Go through the records below and copy out every line that contains the word "true".

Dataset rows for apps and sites
- Opening Delimiter -
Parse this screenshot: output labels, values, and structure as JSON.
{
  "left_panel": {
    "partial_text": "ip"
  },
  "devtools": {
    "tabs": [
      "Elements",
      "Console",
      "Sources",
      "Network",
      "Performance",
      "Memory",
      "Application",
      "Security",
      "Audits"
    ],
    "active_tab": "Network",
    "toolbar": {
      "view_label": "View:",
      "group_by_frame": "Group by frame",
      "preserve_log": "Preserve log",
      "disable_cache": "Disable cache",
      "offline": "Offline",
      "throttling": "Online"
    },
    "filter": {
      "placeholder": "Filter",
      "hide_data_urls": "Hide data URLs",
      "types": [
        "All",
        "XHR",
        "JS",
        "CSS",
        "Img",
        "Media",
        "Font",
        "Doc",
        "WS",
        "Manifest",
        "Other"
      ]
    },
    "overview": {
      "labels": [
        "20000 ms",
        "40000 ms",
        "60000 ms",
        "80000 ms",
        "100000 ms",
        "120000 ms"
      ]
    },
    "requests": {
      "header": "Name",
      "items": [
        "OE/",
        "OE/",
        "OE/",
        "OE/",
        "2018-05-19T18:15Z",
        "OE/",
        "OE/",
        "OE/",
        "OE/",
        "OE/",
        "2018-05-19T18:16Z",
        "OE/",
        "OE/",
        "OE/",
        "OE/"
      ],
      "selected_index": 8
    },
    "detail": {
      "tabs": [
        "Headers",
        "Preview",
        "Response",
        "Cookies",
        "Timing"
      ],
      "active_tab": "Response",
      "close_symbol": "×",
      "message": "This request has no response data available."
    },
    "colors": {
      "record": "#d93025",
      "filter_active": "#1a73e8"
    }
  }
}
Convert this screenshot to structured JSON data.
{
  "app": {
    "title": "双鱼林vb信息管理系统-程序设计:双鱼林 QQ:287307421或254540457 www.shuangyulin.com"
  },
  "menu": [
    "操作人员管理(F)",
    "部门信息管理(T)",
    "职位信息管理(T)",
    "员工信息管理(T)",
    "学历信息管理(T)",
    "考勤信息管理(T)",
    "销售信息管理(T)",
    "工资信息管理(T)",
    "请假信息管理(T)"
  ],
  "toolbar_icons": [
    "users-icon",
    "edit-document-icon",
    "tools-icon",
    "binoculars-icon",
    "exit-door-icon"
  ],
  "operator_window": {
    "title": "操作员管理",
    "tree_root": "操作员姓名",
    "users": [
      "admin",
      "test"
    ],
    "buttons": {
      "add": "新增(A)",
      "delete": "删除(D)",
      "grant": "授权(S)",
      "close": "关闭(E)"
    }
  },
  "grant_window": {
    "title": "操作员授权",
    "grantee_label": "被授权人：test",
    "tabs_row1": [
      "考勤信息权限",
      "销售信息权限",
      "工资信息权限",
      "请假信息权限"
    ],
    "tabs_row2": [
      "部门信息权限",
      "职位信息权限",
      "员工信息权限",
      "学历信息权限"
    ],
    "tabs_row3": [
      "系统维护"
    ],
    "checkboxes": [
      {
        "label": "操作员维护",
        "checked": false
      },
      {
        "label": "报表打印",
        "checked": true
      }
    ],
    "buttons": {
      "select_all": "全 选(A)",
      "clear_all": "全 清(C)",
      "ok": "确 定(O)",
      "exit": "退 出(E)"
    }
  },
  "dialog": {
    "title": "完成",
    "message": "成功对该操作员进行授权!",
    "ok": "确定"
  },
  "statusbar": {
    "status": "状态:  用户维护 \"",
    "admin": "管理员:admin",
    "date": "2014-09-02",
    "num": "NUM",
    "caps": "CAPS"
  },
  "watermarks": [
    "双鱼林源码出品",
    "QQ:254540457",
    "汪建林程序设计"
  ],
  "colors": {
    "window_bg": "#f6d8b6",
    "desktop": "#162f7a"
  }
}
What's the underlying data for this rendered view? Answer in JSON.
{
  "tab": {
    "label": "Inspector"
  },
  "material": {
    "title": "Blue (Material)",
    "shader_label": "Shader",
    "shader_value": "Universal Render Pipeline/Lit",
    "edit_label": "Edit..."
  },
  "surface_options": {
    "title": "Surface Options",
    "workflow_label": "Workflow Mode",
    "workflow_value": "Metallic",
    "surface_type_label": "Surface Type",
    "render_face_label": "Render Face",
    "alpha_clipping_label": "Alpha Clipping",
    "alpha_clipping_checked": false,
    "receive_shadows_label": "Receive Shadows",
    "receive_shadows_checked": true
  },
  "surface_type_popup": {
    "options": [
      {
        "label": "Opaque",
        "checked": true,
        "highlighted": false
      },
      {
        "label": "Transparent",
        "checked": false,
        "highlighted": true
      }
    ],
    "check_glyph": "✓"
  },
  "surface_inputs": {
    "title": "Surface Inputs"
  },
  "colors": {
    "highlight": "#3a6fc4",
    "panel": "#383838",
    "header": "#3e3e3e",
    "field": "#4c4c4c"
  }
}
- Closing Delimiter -
> **EXERCISE SOLUTION**:
        "checked": true
    "receive_shadows_checked": true
        "checked": true,
        "highlighted": true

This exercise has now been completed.